To do: Lines containing the word "data" are the ones to copy from the records below.

■ ■ ■

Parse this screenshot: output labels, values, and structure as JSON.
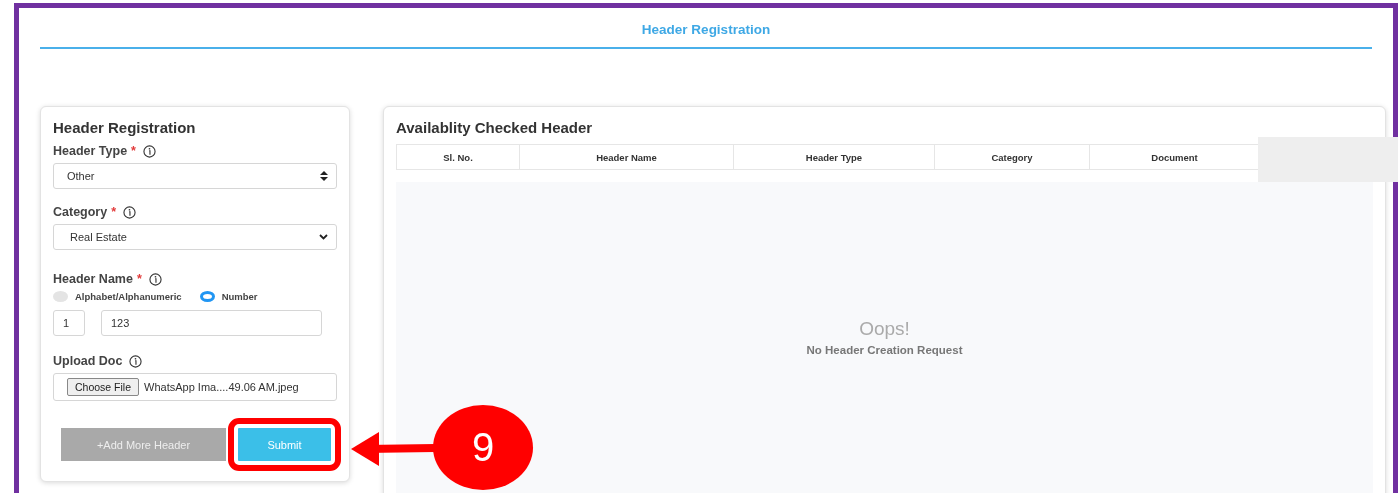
{
  "page_title": "Header Registration",
  "form": {
    "title": "Header Registration",
    "header_type": {
      "label": "Header Type",
      "required_mark": "*",
      "value": "Other"
    },
    "category": {
      "label": "Category",
      "required_mark": "*",
      "value": "Real Estate"
    },
    "header_name": {
      "label": "Header Name",
      "required_mark": "*",
      "options": [
        {
          "label": "Alphabet/Alphanumeric",
          "selected": false
        },
        {
          "label": "Number",
          "selected": true
        }
      ],
      "prefix": "1",
      "value": "123"
    },
    "upload": {
      "label": "Upload Doc",
      "button": "Choose File",
      "file_name": "WhatsApp Ima....49.06 AM.jpeg"
    },
    "buttons": [
      {
        "label": "+Add More Header",
        "kind": "secondary"
      },
      {
        "label": "Submit",
        "kind": "primary"
      }
    ]
  },
  "table": {
    "title": "Availablity Checked Header",
    "columns": [
      "Sl. No.",
      "Header Name",
      "Header Type",
      "Category",
      "Document"
    ],
    "empty_title": "Oops!",
    "empty_message": "No Header Creation Request"
  },
  "annotation": {
    "step": "9"
  }
}
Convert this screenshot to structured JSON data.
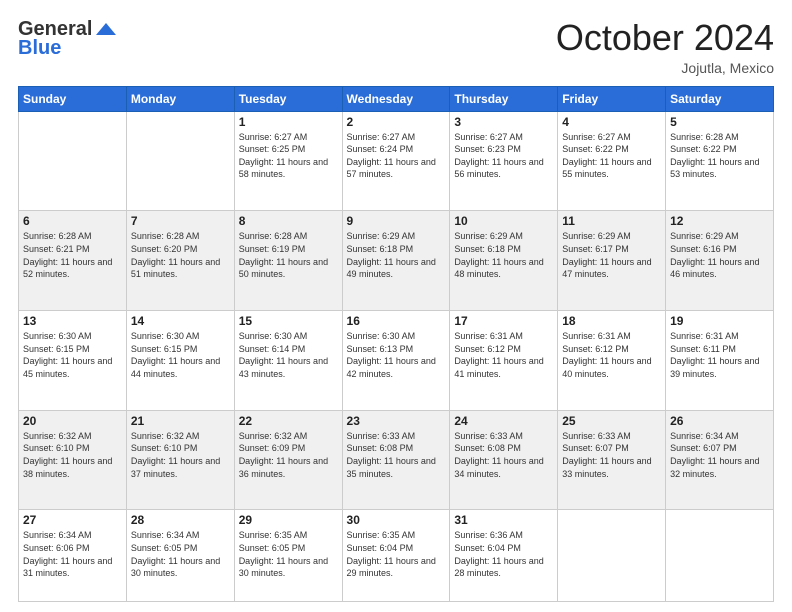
{
  "header": {
    "logo_line1": "General",
    "logo_line2": "Blue",
    "month": "October 2024",
    "location": "Jojutla, Mexico"
  },
  "days_of_week": [
    "Sunday",
    "Monday",
    "Tuesday",
    "Wednesday",
    "Thursday",
    "Friday",
    "Saturday"
  ],
  "weeks": [
    [
      {
        "day": "",
        "sunrise": "",
        "sunset": "",
        "daylight": ""
      },
      {
        "day": "",
        "sunrise": "",
        "sunset": "",
        "daylight": ""
      },
      {
        "day": "1",
        "sunrise": "Sunrise: 6:27 AM",
        "sunset": "Sunset: 6:25 PM",
        "daylight": "Daylight: 11 hours and 58 minutes."
      },
      {
        "day": "2",
        "sunrise": "Sunrise: 6:27 AM",
        "sunset": "Sunset: 6:24 PM",
        "daylight": "Daylight: 11 hours and 57 minutes."
      },
      {
        "day": "3",
        "sunrise": "Sunrise: 6:27 AM",
        "sunset": "Sunset: 6:23 PM",
        "daylight": "Daylight: 11 hours and 56 minutes."
      },
      {
        "day": "4",
        "sunrise": "Sunrise: 6:27 AM",
        "sunset": "Sunset: 6:22 PM",
        "daylight": "Daylight: 11 hours and 55 minutes."
      },
      {
        "day": "5",
        "sunrise": "Sunrise: 6:28 AM",
        "sunset": "Sunset: 6:22 PM",
        "daylight": "Daylight: 11 hours and 53 minutes."
      }
    ],
    [
      {
        "day": "6",
        "sunrise": "Sunrise: 6:28 AM",
        "sunset": "Sunset: 6:21 PM",
        "daylight": "Daylight: 11 hours and 52 minutes."
      },
      {
        "day": "7",
        "sunrise": "Sunrise: 6:28 AM",
        "sunset": "Sunset: 6:20 PM",
        "daylight": "Daylight: 11 hours and 51 minutes."
      },
      {
        "day": "8",
        "sunrise": "Sunrise: 6:28 AM",
        "sunset": "Sunset: 6:19 PM",
        "daylight": "Daylight: 11 hours and 50 minutes."
      },
      {
        "day": "9",
        "sunrise": "Sunrise: 6:29 AM",
        "sunset": "Sunset: 6:18 PM",
        "daylight": "Daylight: 11 hours and 49 minutes."
      },
      {
        "day": "10",
        "sunrise": "Sunrise: 6:29 AM",
        "sunset": "Sunset: 6:18 PM",
        "daylight": "Daylight: 11 hours and 48 minutes."
      },
      {
        "day": "11",
        "sunrise": "Sunrise: 6:29 AM",
        "sunset": "Sunset: 6:17 PM",
        "daylight": "Daylight: 11 hours and 47 minutes."
      },
      {
        "day": "12",
        "sunrise": "Sunrise: 6:29 AM",
        "sunset": "Sunset: 6:16 PM",
        "daylight": "Daylight: 11 hours and 46 minutes."
      }
    ],
    [
      {
        "day": "13",
        "sunrise": "Sunrise: 6:30 AM",
        "sunset": "Sunset: 6:15 PM",
        "daylight": "Daylight: 11 hours and 45 minutes."
      },
      {
        "day": "14",
        "sunrise": "Sunrise: 6:30 AM",
        "sunset": "Sunset: 6:15 PM",
        "daylight": "Daylight: 11 hours and 44 minutes."
      },
      {
        "day": "15",
        "sunrise": "Sunrise: 6:30 AM",
        "sunset": "Sunset: 6:14 PM",
        "daylight": "Daylight: 11 hours and 43 minutes."
      },
      {
        "day": "16",
        "sunrise": "Sunrise: 6:30 AM",
        "sunset": "Sunset: 6:13 PM",
        "daylight": "Daylight: 11 hours and 42 minutes."
      },
      {
        "day": "17",
        "sunrise": "Sunrise: 6:31 AM",
        "sunset": "Sunset: 6:12 PM",
        "daylight": "Daylight: 11 hours and 41 minutes."
      },
      {
        "day": "18",
        "sunrise": "Sunrise: 6:31 AM",
        "sunset": "Sunset: 6:12 PM",
        "daylight": "Daylight: 11 hours and 40 minutes."
      },
      {
        "day": "19",
        "sunrise": "Sunrise: 6:31 AM",
        "sunset": "Sunset: 6:11 PM",
        "daylight": "Daylight: 11 hours and 39 minutes."
      }
    ],
    [
      {
        "day": "20",
        "sunrise": "Sunrise: 6:32 AM",
        "sunset": "Sunset: 6:10 PM",
        "daylight": "Daylight: 11 hours and 38 minutes."
      },
      {
        "day": "21",
        "sunrise": "Sunrise: 6:32 AM",
        "sunset": "Sunset: 6:10 PM",
        "daylight": "Daylight: 11 hours and 37 minutes."
      },
      {
        "day": "22",
        "sunrise": "Sunrise: 6:32 AM",
        "sunset": "Sunset: 6:09 PM",
        "daylight": "Daylight: 11 hours and 36 minutes."
      },
      {
        "day": "23",
        "sunrise": "Sunrise: 6:33 AM",
        "sunset": "Sunset: 6:08 PM",
        "daylight": "Daylight: 11 hours and 35 minutes."
      },
      {
        "day": "24",
        "sunrise": "Sunrise: 6:33 AM",
        "sunset": "Sunset: 6:08 PM",
        "daylight": "Daylight: 11 hours and 34 minutes."
      },
      {
        "day": "25",
        "sunrise": "Sunrise: 6:33 AM",
        "sunset": "Sunset: 6:07 PM",
        "daylight": "Daylight: 11 hours and 33 minutes."
      },
      {
        "day": "26",
        "sunrise": "Sunrise: 6:34 AM",
        "sunset": "Sunset: 6:07 PM",
        "daylight": "Daylight: 11 hours and 32 minutes."
      }
    ],
    [
      {
        "day": "27",
        "sunrise": "Sunrise: 6:34 AM",
        "sunset": "Sunset: 6:06 PM",
        "daylight": "Daylight: 11 hours and 31 minutes."
      },
      {
        "day": "28",
        "sunrise": "Sunrise: 6:34 AM",
        "sunset": "Sunset: 6:05 PM",
        "daylight": "Daylight: 11 hours and 30 minutes."
      },
      {
        "day": "29",
        "sunrise": "Sunrise: 6:35 AM",
        "sunset": "Sunset: 6:05 PM",
        "daylight": "Daylight: 11 hours and 30 minutes."
      },
      {
        "day": "30",
        "sunrise": "Sunrise: 6:35 AM",
        "sunset": "Sunset: 6:04 PM",
        "daylight": "Daylight: 11 hours and 29 minutes."
      },
      {
        "day": "31",
        "sunrise": "Sunrise: 6:36 AM",
        "sunset": "Sunset: 6:04 PM",
        "daylight": "Daylight: 11 hours and 28 minutes."
      },
      {
        "day": "",
        "sunrise": "",
        "sunset": "",
        "daylight": ""
      },
      {
        "day": "",
        "sunrise": "",
        "sunset": "",
        "daylight": ""
      }
    ]
  ]
}
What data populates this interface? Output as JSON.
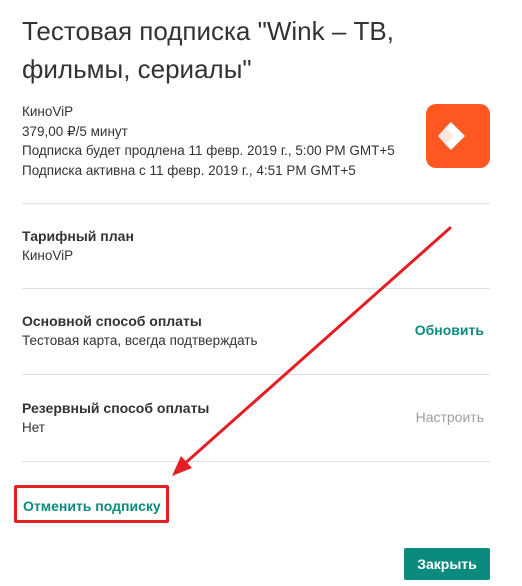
{
  "dialog": {
    "title": "Тестовая подписка \"Wink – ТВ, фильмы, сериалы\""
  },
  "subscription": {
    "name": "КиноViP",
    "price": "379,00 ₽/5 минут",
    "renewal": "Подписка будет продлена 11 февр. 2019 г., 5:00 PM GMT+5",
    "active_since": "Подписка активна с 11 февр. 2019 г., 4:51 PM GMT+5",
    "icon": "wink-app-icon",
    "icon_color": "#ff5722"
  },
  "tariff": {
    "title": "Тарифный план",
    "value": "КиноViP"
  },
  "primary_payment": {
    "title": "Основной способ оплаты",
    "value": "Тестовая карта, всегда подтверждать",
    "action_label": "Обновить"
  },
  "backup_payment": {
    "title": "Резервный способ оплаты",
    "value": "Нет",
    "action_label": "Настроить"
  },
  "cancel": {
    "label": "Отменить подписку"
  },
  "footer": {
    "close_label": "Закрыть"
  },
  "colors": {
    "accent": "#0b8a7e",
    "annotation": "#e31e24"
  }
}
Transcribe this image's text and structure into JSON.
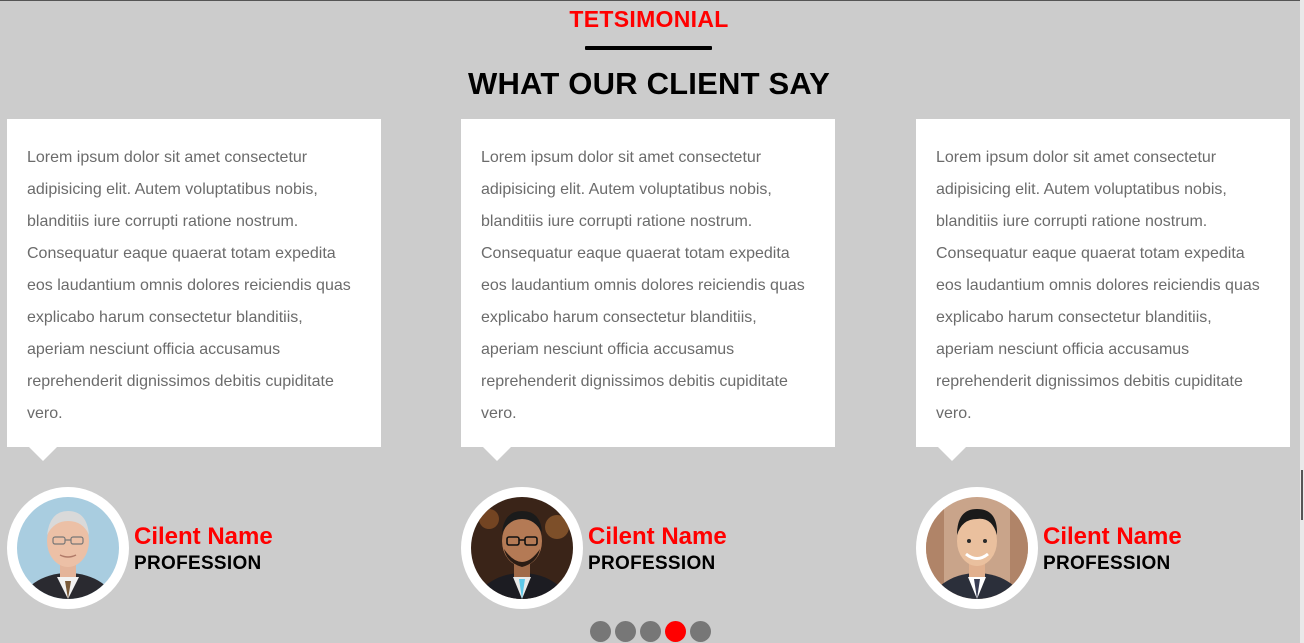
{
  "header": {
    "eyebrow": "TETSIMONIAL",
    "title": "WHAT OUR CLIENT SAY"
  },
  "testimonials": [
    {
      "quote": "Lorem ipsum dolor sit amet consectetur adipisicing elit. Autem voluptatibus nobis, blanditiis iure corrupti ratione nostrum. Consequatur eaque quaerat totam expedita eos laudantium omnis dolores reiciendis quas explicabo harum consectetur blanditiis, aperiam nesciunt officia accusamus reprehenderit dignissimos debitis cupiditate vero.",
      "name": "Cilent Name",
      "profession": "PROFESSION"
    },
    {
      "quote": "Lorem ipsum dolor sit amet consectetur adipisicing elit. Autem voluptatibus nobis, blanditiis iure corrupti ratione nostrum. Consequatur eaque quaerat totam expedita eos laudantium omnis dolores reiciendis quas explicabo harum consectetur blanditiis, aperiam nesciunt officia accusamus reprehenderit dignissimos debitis cupiditate vero.",
      "name": "Cilent Name",
      "profession": "PROFESSION"
    },
    {
      "quote": "Lorem ipsum dolor sit amet consectetur adipisicing elit. Autem voluptatibus nobis, blanditiis iure corrupti ratione nostrum. Consequatur eaque quaerat totam expedita eos laudantium omnis dolores reiciendis quas explicabo harum consectetur blanditiis, aperiam nesciunt officia accusamus reprehenderit dignissimos debitis cupiditate vero.",
      "name": "Cilent Name",
      "profession": "PROFESSION"
    }
  ],
  "carousel": {
    "slide_count": 5,
    "active_index": 3
  },
  "colors": {
    "accent": "#ff0000",
    "background": "#cccccc",
    "card": "#ffffff",
    "body_text": "#6b6b6b",
    "dot": "#777777"
  }
}
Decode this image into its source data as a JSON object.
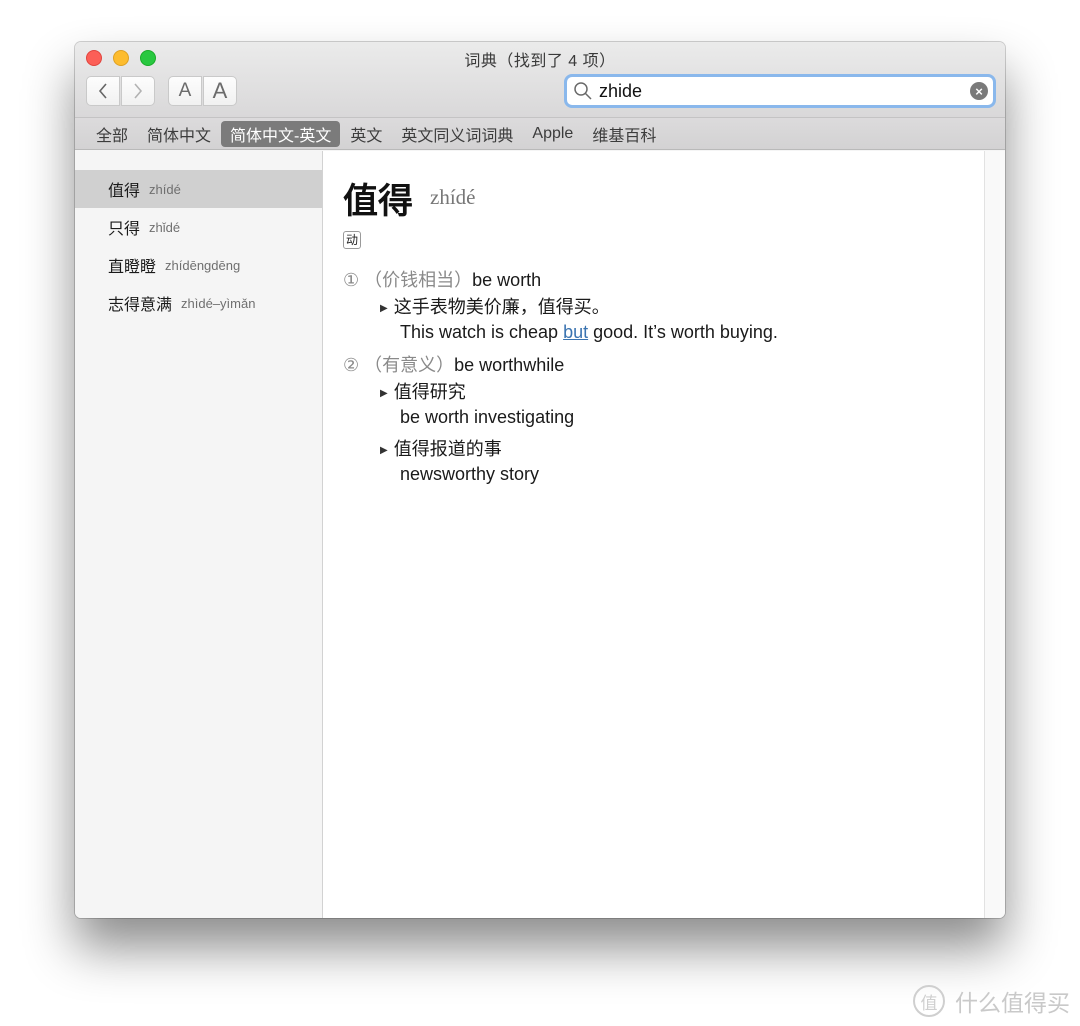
{
  "window": {
    "title": "词典（找到了 4 项）"
  },
  "toolbar": {
    "back_icon": "‹",
    "forward_icon": "›",
    "font_smaller_label": "A",
    "font_larger_label": "A"
  },
  "search": {
    "value": "zhide",
    "placeholder": "",
    "clear_icon": "×"
  },
  "scopes": [
    {
      "label": "全部",
      "active": false
    },
    {
      "label": "简体中文",
      "active": false
    },
    {
      "label": "简体中文-英文",
      "active": true
    },
    {
      "label": "英文",
      "active": false
    },
    {
      "label": "英文同义词词典",
      "active": false
    },
    {
      "label": "Apple",
      "active": false
    },
    {
      "label": "维基百科",
      "active": false
    }
  ],
  "results": [
    {
      "word": "值得",
      "pinyin": "zhídé",
      "selected": true
    },
    {
      "word": "只得",
      "pinyin": "zhǐdé",
      "selected": false
    },
    {
      "word": "直瞪瞪",
      "pinyin": "zhídēngdēng",
      "selected": false
    },
    {
      "word": "志得意满",
      "pinyin": "zhìdé–yìmǎn",
      "selected": false
    }
  ],
  "entry": {
    "headword": "值得",
    "pinyin": "zhídé",
    "part_of_speech": "动",
    "senses": [
      {
        "number": "①",
        "note": "（价钱相当）",
        "gloss": "be worth",
        "examples": [
          {
            "zh": "这手表物美价廉，值得买。",
            "en_before": "This watch is cheap ",
            "en_link": "but",
            "en_after": " good. It’s worth buying."
          }
        ]
      },
      {
        "number": "②",
        "note": "（有意义）",
        "gloss": "be worthwhile",
        "examples": [
          {
            "zh": "值得研究",
            "en": "be worth investigating"
          },
          {
            "zh": "值得报道的事",
            "en": "newsworthy story"
          }
        ]
      }
    ]
  },
  "watermark": {
    "badge": "值",
    "text": "什么值得买"
  },
  "colors": {
    "search_focus_ring": "#8ab8ec",
    "active_scope_bg": "#7b7b7b",
    "selected_row_bg": "#d0d0d0",
    "link": "#3a73b0"
  }
}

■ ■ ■

Task answer:
Convert this screenshot to structured JSON data.
What data populates this interface? Output as JSON.
Decode this image into its source data as a JSON object.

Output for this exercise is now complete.